Exercise details: The response should hold each line from the entries below where "BookDetails" is found.

━━━━

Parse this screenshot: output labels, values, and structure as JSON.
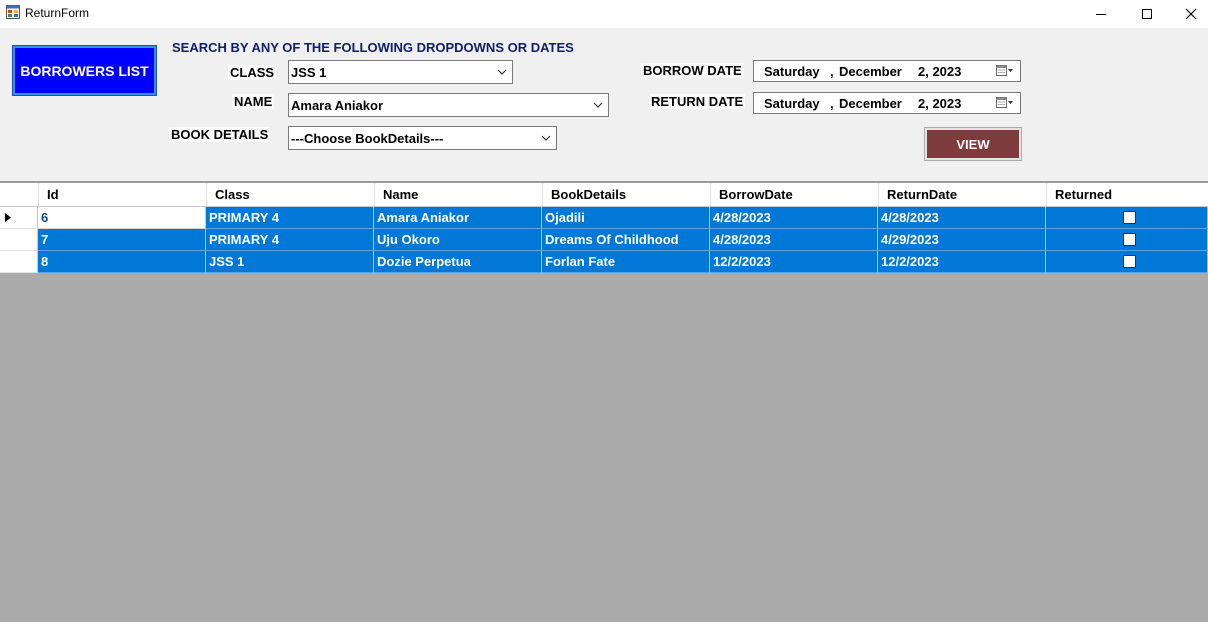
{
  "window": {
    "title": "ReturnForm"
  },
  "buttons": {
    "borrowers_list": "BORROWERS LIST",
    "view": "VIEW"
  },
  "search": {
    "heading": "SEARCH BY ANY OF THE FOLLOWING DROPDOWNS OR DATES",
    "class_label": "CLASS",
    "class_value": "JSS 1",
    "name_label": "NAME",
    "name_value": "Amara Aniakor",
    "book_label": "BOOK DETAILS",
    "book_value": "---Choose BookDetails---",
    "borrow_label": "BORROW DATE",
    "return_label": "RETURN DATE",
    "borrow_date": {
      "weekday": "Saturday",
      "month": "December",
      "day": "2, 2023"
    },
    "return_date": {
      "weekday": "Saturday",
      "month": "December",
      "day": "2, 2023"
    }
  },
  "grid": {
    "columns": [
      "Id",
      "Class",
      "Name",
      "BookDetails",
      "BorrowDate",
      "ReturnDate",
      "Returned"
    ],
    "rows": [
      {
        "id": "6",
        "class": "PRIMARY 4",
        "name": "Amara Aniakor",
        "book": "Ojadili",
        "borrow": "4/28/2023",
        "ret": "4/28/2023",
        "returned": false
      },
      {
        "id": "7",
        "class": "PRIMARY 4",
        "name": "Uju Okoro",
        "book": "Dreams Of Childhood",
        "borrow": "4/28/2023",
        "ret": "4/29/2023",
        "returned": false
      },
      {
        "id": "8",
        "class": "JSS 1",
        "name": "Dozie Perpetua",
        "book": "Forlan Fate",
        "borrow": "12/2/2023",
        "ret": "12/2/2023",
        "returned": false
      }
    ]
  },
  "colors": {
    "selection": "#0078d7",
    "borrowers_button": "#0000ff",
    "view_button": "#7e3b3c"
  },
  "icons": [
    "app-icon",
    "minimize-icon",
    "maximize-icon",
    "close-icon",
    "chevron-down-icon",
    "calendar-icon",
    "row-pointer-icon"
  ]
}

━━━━

Result for this task:
    "book_value": "---Choose BookDetails---",
      "BookDetails",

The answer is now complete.